Host: Kalyeeda Station
Written by Hannah Camp
As you grow older it is inevitable that you forge your own path, this often means leaving home and moving away. You get a job, responsibilities and limited annual leave. It’s been ten long years since our last Kalyeeda Station family reunion and ten years since I was last home for the mustering season. I am the middle child of five siblings. I have two brothers – James and Damian, and three sisters – Beanie, Camille and Wave.
Our station family reunions are quite different from what some may picture to be the stereotype. A typical day could involve anything from mustering cattle, shoeing horses, yard work, bore runs, fencing or horse breaking. Two things are guaranteed early starts and late finishes. Our “down time” often coincides with a rodeo which involves travelling long distances in the truck with gooseneck in tow and a weekend spent campdrafting, barrel racing and bull riding.
Catching up on what’s been happening in each other’s lives occurs when you’re working together on the race vaccinating the steers, riding together on the tail of the mob of keeper heifers that you’re walking away, or sitting shot gun in the Kenworth truck as your brother drives a truck load of weaners from the portable yards to the homestead yards for drafting and processing.
Catching up with family is done while working together on the race.

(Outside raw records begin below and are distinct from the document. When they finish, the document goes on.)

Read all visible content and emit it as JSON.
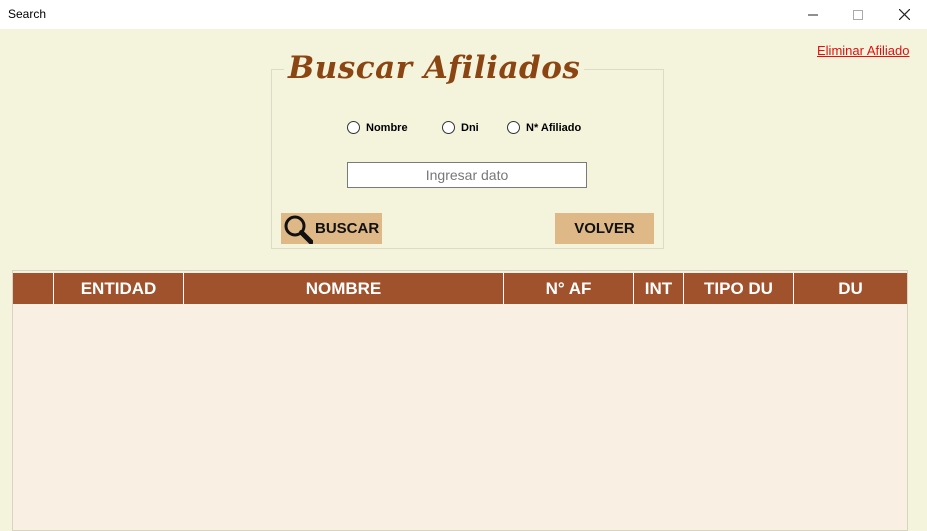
{
  "window": {
    "title": "Search"
  },
  "actions": {
    "delete_link": "Eliminar Afiliado"
  },
  "search_panel": {
    "title": "Buscar Afiliados",
    "radios": [
      {
        "label": "Nombre",
        "checked": false
      },
      {
        "label": "Dni",
        "checked": false
      },
      {
        "label": "N* Afiliado",
        "checked": false
      }
    ],
    "input": {
      "value": "",
      "placeholder": "Ingresar dato"
    },
    "search_button": "BUSCAR",
    "back_button": "VOLVER"
  },
  "table": {
    "columns": [
      "",
      "ENTIDAD",
      "NOMBRE",
      "N° AF",
      "INT",
      "TIPO DU",
      "DU"
    ],
    "rows": []
  },
  "colors": {
    "background": "#f4f3dc",
    "header": "#a0522d",
    "button": "#dfb887",
    "title": "#8b4513",
    "link": "#e01010",
    "grid_body": "#f9efe3"
  }
}
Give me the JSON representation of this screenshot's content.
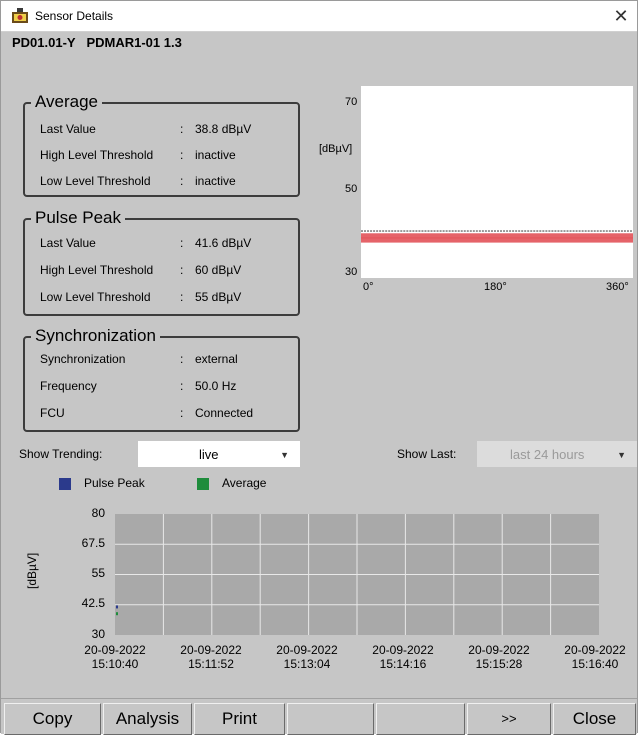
{
  "window": {
    "title": "Sensor Details",
    "close_glyph": "✕",
    "app_icon": "sensor-app-icon"
  },
  "device": {
    "id": "PD01.01-Y",
    "name": "PDMAR1-01 1.3"
  },
  "average": {
    "title": "Average",
    "rows": [
      {
        "label": "Last Value",
        "colon": ":",
        "value": "38.8 dBµV"
      },
      {
        "label": "High Level Threshold",
        "colon": ":",
        "value": "inactive"
      },
      {
        "label": "Low Level Threshold",
        "colon": ":",
        "value": "inactive"
      }
    ]
  },
  "pulse_peak": {
    "title": "Pulse Peak",
    "rows": [
      {
        "label": "Last Value",
        "colon": ":",
        "value": "41.6 dBµV"
      },
      {
        "label": "High Level Threshold",
        "colon": ":",
        "value": "60 dBµV"
      },
      {
        "label": "Low Level Threshold",
        "colon": ":",
        "value": "55 dBµV"
      }
    ]
  },
  "synchronization": {
    "title": "Synchronization",
    "rows": [
      {
        "label": "Synchronization",
        "colon": ":",
        "value": "external"
      },
      {
        "label": "Frequency",
        "colon": ":",
        "value": "50.0 Hz"
      },
      {
        "label": "FCU",
        "colon": ":",
        "value": "Connected"
      }
    ]
  },
  "trending": {
    "show_trending_label": "Show Trending:",
    "show_trending_value": "live",
    "show_last_label": "Show Last:",
    "show_last_value": "last 24 hours"
  },
  "legend": {
    "pulse_peak": "Pulse Peak",
    "average": "Average"
  },
  "colors": {
    "pulse_peak": "#2b3a8c",
    "average": "#1e8c3c",
    "phase_band": "#e0484f",
    "plot_bg": "#a9a9a9",
    "window_bg": "#c6c6c6"
  },
  "buttons": {
    "copy": "Copy",
    "analysis": "Analysis",
    "print": "Print",
    "blank1": "",
    "blank2": "",
    "more": ">>",
    "close": "Close"
  },
  "chart_data": [
    {
      "type": "scatter",
      "title": "",
      "ylabel": "[dBµV]",
      "xlabel": "",
      "yticks": [
        "70",
        "50",
        "30"
      ],
      "xticks": [
        "0°",
        "180°",
        "360°"
      ],
      "ylim": [
        30,
        70
      ],
      "xlim": [
        0,
        360
      ],
      "grid": false,
      "series": [
        {
          "values": [
            38.9,
            38.9
          ]
        },
        {
          "values": [
            38.0,
            38.0
          ]
        }
      ]
    },
    {
      "type": "line",
      "title": "",
      "ylabel": "[dBµV]",
      "xlabel": "",
      "yticks": [
        "80",
        "67.5",
        "55",
        "42.5",
        "30"
      ],
      "ylim": [
        30,
        80
      ],
      "grid": true,
      "x": [
        [
          "20-09-2022",
          "15:10:40"
        ],
        [
          "20-09-2022",
          "15:11:52"
        ],
        [
          "20-09-2022",
          "15:13:04"
        ],
        [
          "20-09-2022",
          "15:14:16"
        ],
        [
          "20-09-2022",
          "15:15:28"
        ],
        [
          "20-09-2022",
          "15:16:40"
        ]
      ],
      "series": [
        {
          "name": "Pulse Peak",
          "values": [
            41.6
          ]
        },
        {
          "name": "Average",
          "values": [
            38.8
          ]
        }
      ]
    }
  ]
}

There are always other non-family members present at our reunions and it’s usually a multi-cultural affair. In the past, these “ring ins” have come from all over the world from Israel through to Scotland, across Europe and occasionally the odd New Zealander. This year has been no exception. We have Rosie the cook from England, Hugo and Hamish two young ringers from the Eastern States, and Amy who is a dairy farmer from Deniliquien. You then have Gareth a long-standing member who did his first season in the stock camp in 2008, Casey my best friend from Perth whose dream has always been to work as a jillaroo on a station, and Zachariah from Nookanbah Community. There are other visitors who come and go. These could be road workers grading our access road who stay for a few days, stock agents assessing the cattle for sale, helicopter pilots who arrive the night before a muster in preparation for an early start the next day.
A picture of James and I with some of the staff that become our extended family.
There have been some special moments, recently while riding in the lead I turned to look behind and check that the 1500 head of Droughtmaster cattle were still following in my wake. I saw my sister Wave riding her horse Smokin on the point to my left turning the mob back onto the road, Camille was riding on the wing answering the radio call from James to hold the mob while he tears off in the bull catcher through the wattle scrub in hot pursuit of a cleanskin bull fresh off the river country.
It’s great to have the family working together.
Lunch is brought out by Mum who sets everything up on the back of the Toyota and fusses around making sure everyone has their sandwiches and a cold glass of water. Dad arrives soon after parking the dozer in the shade after a morning spent clearing the road. It may not be the typical way for a family to come together but it’s the only way I know. No truer words have been spoken or in this case sung than by Australian country music singer Lee Kernigan “It’s a way of life, it’s the life we live and I’m right where I want to be and that’s the way it is”.
Me, Camille and Dad having a lunch break.